* Task goal *
Find how many lines below hold "text", then state that number by itself.

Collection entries
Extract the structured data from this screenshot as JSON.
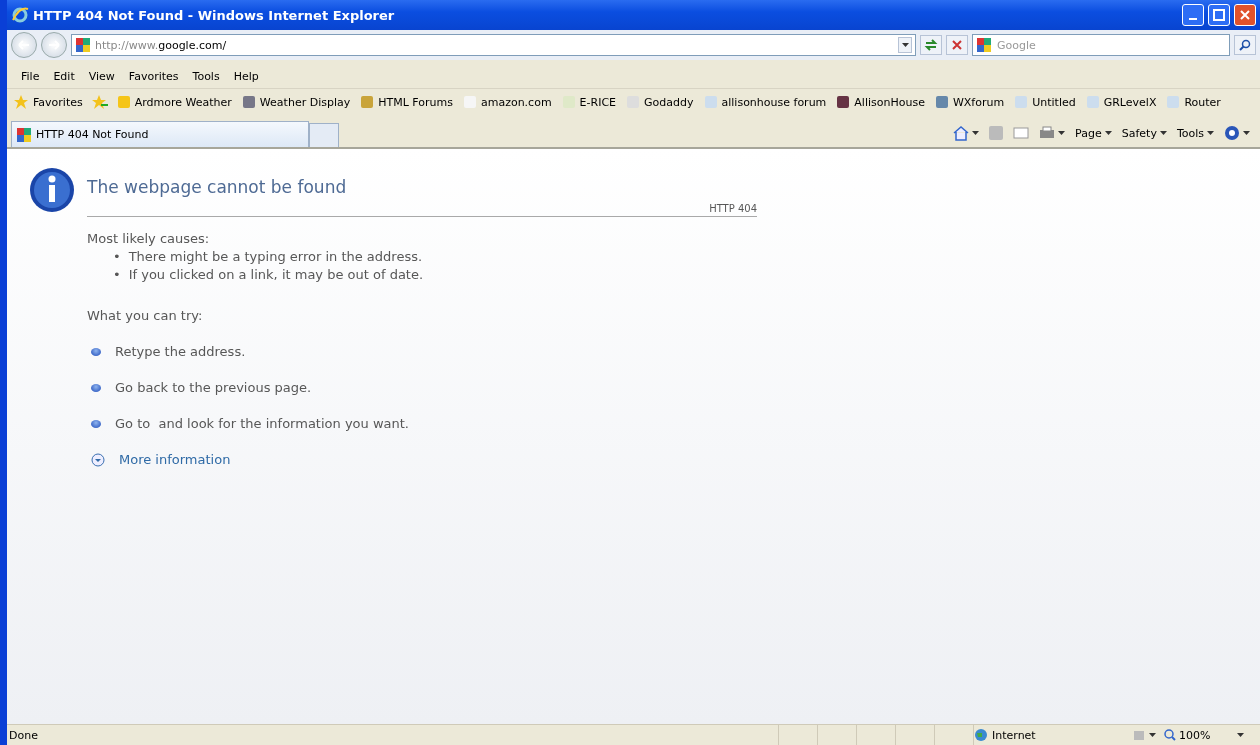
{
  "window": {
    "title": "HTTP 404 Not Found - Windows Internet Explorer"
  },
  "address_bar": {
    "value_prefix": "http://www.",
    "value_host": "google.com/"
  },
  "search": {
    "placeholder": "Google"
  },
  "menu": [
    "File",
    "Edit",
    "View",
    "Favorites",
    "Tools",
    "Help"
  ],
  "favorites_bar": {
    "label": "Favorites",
    "links": [
      "Ardmore Weather",
      "Weather Display",
      "HTML Forums",
      "amazon.com",
      "E-RICE",
      "Godaddy",
      "allisonhouse forum",
      "AllisonHouse",
      "WXforum",
      "Untitled",
      "GRLevelX",
      "Router"
    ]
  },
  "tabs": [
    {
      "label": "HTTP 404 Not Found",
      "selected": true
    }
  ],
  "command_bar": [
    "Page",
    "Safety",
    "Tools"
  ],
  "page": {
    "title": "The webpage cannot be found",
    "code": "HTTP 404",
    "causes_heading": "Most likely causes:",
    "causes": [
      {
        "bullet": "•",
        "text": "There might be a typing error in the address."
      },
      {
        "bullet": "•",
        "text": "If you clicked on a link, it may be out of date."
      }
    ],
    "try_heading": "What you can try:",
    "tries": [
      "Retype the address.",
      "Go back to the previous page.",
      "Go to  and look for the information you want."
    ],
    "more": "More information"
  },
  "status_bar": {
    "text": "Done",
    "zone": "Internet",
    "zoom": "100%"
  }
}
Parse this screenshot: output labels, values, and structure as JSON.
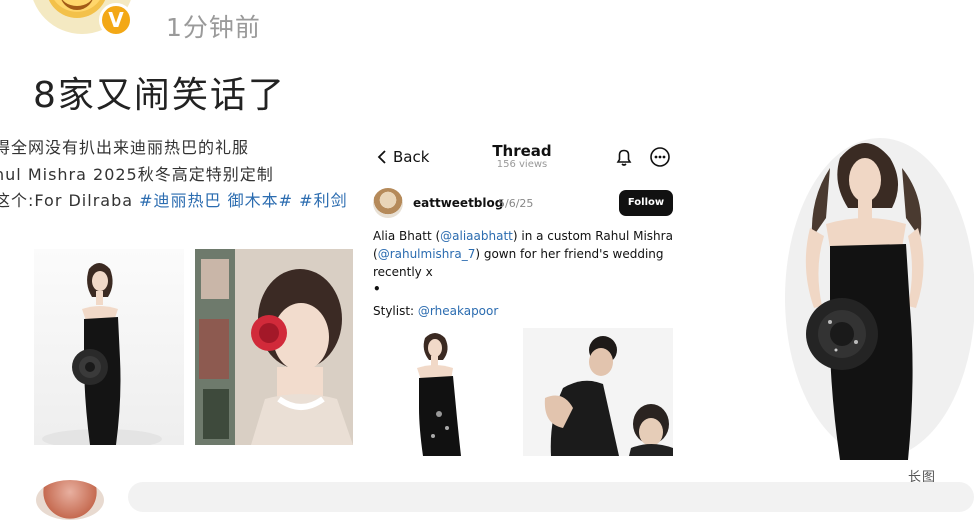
{
  "post": {
    "time": "1分钟前",
    "title": "8家又闹笑话了",
    "lines": [
      "得全网没有扒出来迪丽热巴的礼服",
      "hul Mishra 2025秋冬高定特别定制",
      "这个:For Dilraba "
    ],
    "hashtags": [
      "#迪丽热巴",
      "御木本#",
      "#利剑"
    ],
    "verified_badge": "V"
  },
  "thread": {
    "back_label": "Back",
    "title": "Thread",
    "views": "156 views",
    "author_handle": "eattweetblog",
    "date": "5/6/25",
    "follow_label": "Follow",
    "text": {
      "line1_pre": "Alia Bhatt (",
      "mention1": "@aliaabhatt",
      "line1_post": ") in a custom Rahul Mishra",
      "line2_pre": "(",
      "mention2": "@rahulmishra_7",
      "line2_post": ") gown for her friend's wedding",
      "line3": "recently x",
      "bullet": "•",
      "stylist_label": "Stylist: ",
      "stylist_mention": "@rheakapoor"
    }
  },
  "long_image_label": "长图",
  "icons": [
    "verified-badge-icon",
    "chevron-left-icon",
    "bell-icon",
    "more-icon"
  ]
}
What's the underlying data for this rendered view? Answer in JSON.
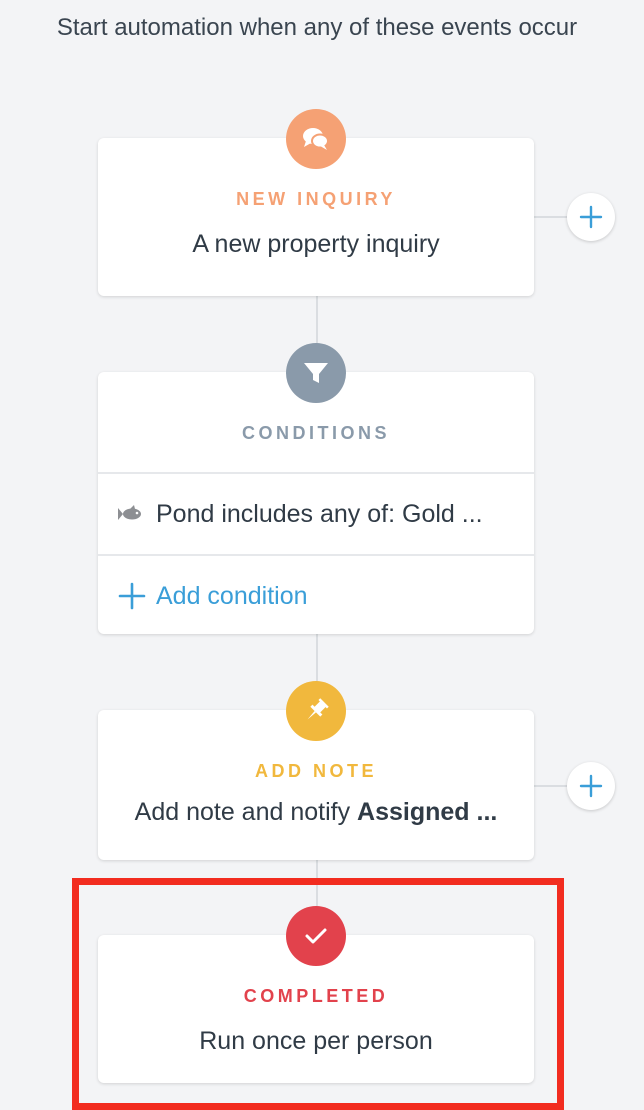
{
  "header": {
    "title": "Start automation when any of these events occur"
  },
  "colors": {
    "trigger": "#f5a174",
    "conditions": "#8a9aaa",
    "note": "#f1b83d",
    "completed": "#e2424c",
    "link": "#3a9ed8",
    "highlight": "#f22c1f"
  },
  "steps": {
    "trigger": {
      "icon": "chat-bubbles-icon",
      "title": "NEW INQUIRY",
      "description": "A new property inquiry"
    },
    "conditions": {
      "icon": "filter-icon",
      "title": "CONDITIONS",
      "items": [
        {
          "icon": "fish-icon",
          "text": "Pond includes any of: Gold ..."
        }
      ],
      "add_label": "Add condition"
    },
    "note": {
      "icon": "pushpin-icon",
      "title": "ADD NOTE",
      "description_prefix": "Add note and notify ",
      "description_bold": "Assigned ..."
    },
    "completed": {
      "icon": "checkmark-icon",
      "title": "COMPLETED",
      "description": "Run once per person"
    }
  }
}
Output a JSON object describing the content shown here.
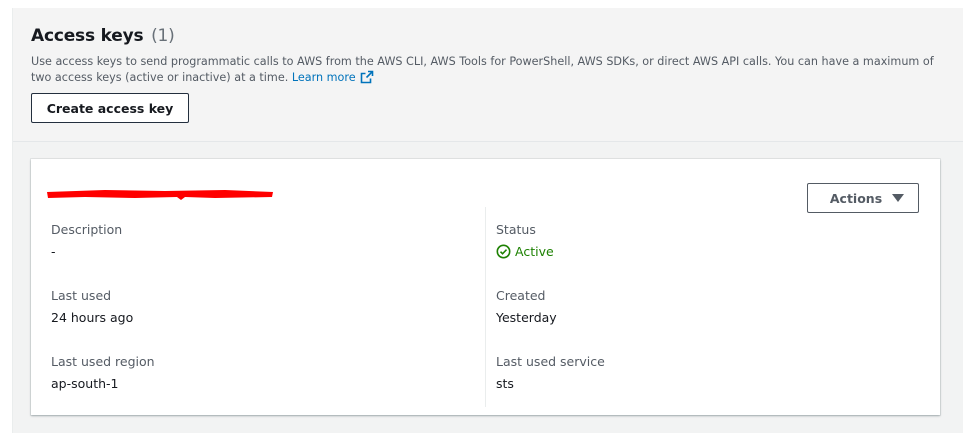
{
  "header": {
    "title": "Access keys",
    "count": "(1)",
    "description": "Use access keys to send programmatic calls to AWS from the AWS CLI, AWS Tools for PowerShell, AWS SDKs, or direct AWS API calls. You can have a maximum of two access keys (active or inactive) at a time.",
    "learn_more": "Learn more",
    "create_button": "Create access key"
  },
  "key": {
    "actions_label": "Actions",
    "fields": {
      "description_label": "Description",
      "description_value": "-",
      "last_used_label": "Last used",
      "last_used_value": "24 hours ago",
      "region_label": "Last used region",
      "region_value": "ap-south-1",
      "status_label": "Status",
      "status_value": "Active",
      "created_label": "Created",
      "created_value": "Yesterday",
      "service_label": "Last used service",
      "service_value": "sts"
    }
  },
  "colors": {
    "link": "#0073bb",
    "active_status": "#1d8102",
    "redaction": "#ff0000"
  },
  "icons": {
    "external_link": "external-link-icon",
    "status": "check-circle-icon",
    "dropdown": "caret-down-icon"
  }
}
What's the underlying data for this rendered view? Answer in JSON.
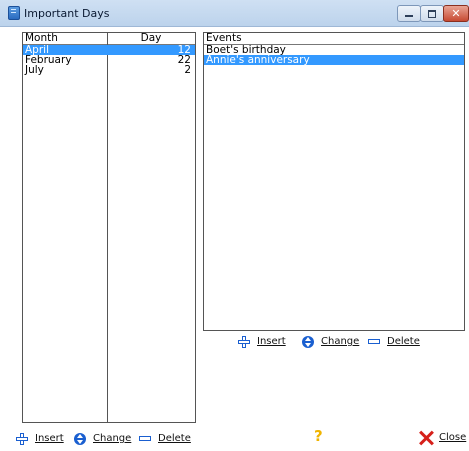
{
  "window": {
    "title": "Important Days",
    "controls": [
      "minimize-icon",
      "maximize-icon",
      "close-icon"
    ]
  },
  "left_list": {
    "headers": {
      "month": "Month",
      "day": "Day"
    },
    "rows": [
      {
        "month": "April",
        "day": "12",
        "selected": true
      },
      {
        "month": "February",
        "day": "22",
        "selected": false
      },
      {
        "month": "July",
        "day": "2",
        "selected": false
      }
    ]
  },
  "right_list": {
    "header": "Events",
    "rows": [
      {
        "text": "Boet's birthday",
        "selected": false
      },
      {
        "text": "Annie's anniversary",
        "selected": true
      }
    ]
  },
  "events_actions": {
    "insert": {
      "label": "Insert",
      "icon": "plus-icon"
    },
    "change": {
      "label": "Change",
      "icon": "change-icon"
    },
    "delete": {
      "label": "Delete",
      "icon": "minus-icon"
    }
  },
  "days_actions": {
    "insert": {
      "label": "Insert",
      "icon": "plus-icon"
    },
    "change": {
      "label": "Change",
      "icon": "change-icon"
    },
    "delete": {
      "label": "Delete",
      "icon": "minus-icon"
    }
  },
  "footer": {
    "help_glyph": "?",
    "close_label": "Close",
    "close_icon": "red-x-icon"
  },
  "colors": {
    "selection": "#3399ff",
    "action_icon": "#1a5fd0",
    "close_x": "#d6201a",
    "help": "#f0b400"
  }
}
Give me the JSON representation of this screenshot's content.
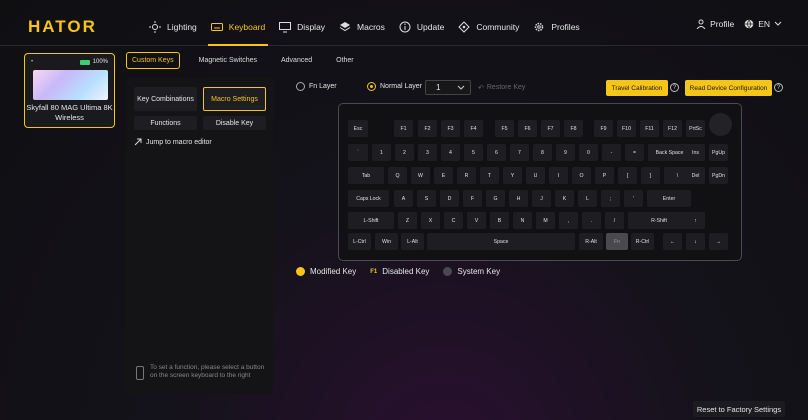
{
  "brand": {
    "logo": "HATOR",
    "accent": "#f5c518"
  },
  "nav": {
    "items": [
      {
        "label": "Lighting",
        "icon": "sun-icon",
        "active": false
      },
      {
        "label": "Keyboard",
        "icon": "keyboard-icon",
        "active": true
      },
      {
        "label": "Display",
        "icon": "monitor-icon",
        "active": false
      },
      {
        "label": "Macros",
        "icon": "macro-icon",
        "active": false
      },
      {
        "label": "Update",
        "icon": "info-icon",
        "active": false
      },
      {
        "label": "Community",
        "icon": "community-icon",
        "active": false
      },
      {
        "label": "Profiles",
        "icon": "gear-icon",
        "active": false
      }
    ],
    "profile_label": "Profile",
    "language": "EN"
  },
  "device": {
    "name": "Skyfall 80 MAG Ultima 8K Wireless",
    "battery": "100%"
  },
  "subtabs": [
    {
      "label": "Custom Keys",
      "active": true
    },
    {
      "label": "Magnetic Switches",
      "active": false
    },
    {
      "label": "Advanced",
      "active": false
    },
    {
      "label": "Other",
      "active": false
    }
  ],
  "panel": {
    "key_combinations": "Key Combinations",
    "macro_settings": "Macro Settings",
    "functions": "Functions",
    "disable_key": "Disable Key",
    "jump_label": "Jump to macro editor",
    "hint": "To set a function, please select a button on the screen keyboard to the right"
  },
  "layers": {
    "fn_layer": "Fn Layer",
    "normal_layer": "Normal Layer",
    "selected_value": "1",
    "restore": "Restore Key",
    "travel_calibration": "Travel Calibration",
    "read_config": "Read Device Configuration"
  },
  "keyboard": {
    "rows": [
      [
        "Esc",
        "F1",
        "F2",
        "F3",
        "F4",
        "F5",
        "F6",
        "F7",
        "F8",
        "F9",
        "F10",
        "F11",
        "F12",
        "PrtSc"
      ],
      [
        "`",
        "1",
        "2",
        "3",
        "4",
        "5",
        "6",
        "7",
        "8",
        "9",
        "0",
        "-",
        "=",
        "Back Space",
        "Ins",
        "PgUp"
      ],
      [
        "Tab",
        "Q",
        "W",
        "E",
        "R",
        "T",
        "Y",
        "U",
        "I",
        "O",
        "P",
        "[",
        "]",
        "\\",
        "Del",
        "PgDn"
      ],
      [
        "Caps Lock",
        "A",
        "S",
        "D",
        "F",
        "G",
        "H",
        "J",
        "K",
        "L",
        ";",
        "'",
        "Enter"
      ],
      [
        "L-Shift",
        "Z",
        "X",
        "C",
        "V",
        "B",
        "N",
        "M",
        ",",
        ".",
        "/",
        "R-Shift",
        "↑"
      ],
      [
        "L-Ctrl",
        "Win",
        "L-Alt",
        "Space",
        "R-Alt",
        "Fn",
        "R-Ctrl",
        "←",
        "↓",
        "→"
      ]
    ]
  },
  "legend": {
    "modified": "Modified Key",
    "modified_color": "#f5c518",
    "disabled_mark": "F1",
    "disabled": "Disabled Key",
    "system": "System Key",
    "system_color": "#4a4a4e"
  },
  "reset_label": "Reset to Factory Settings"
}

* Final answer *
7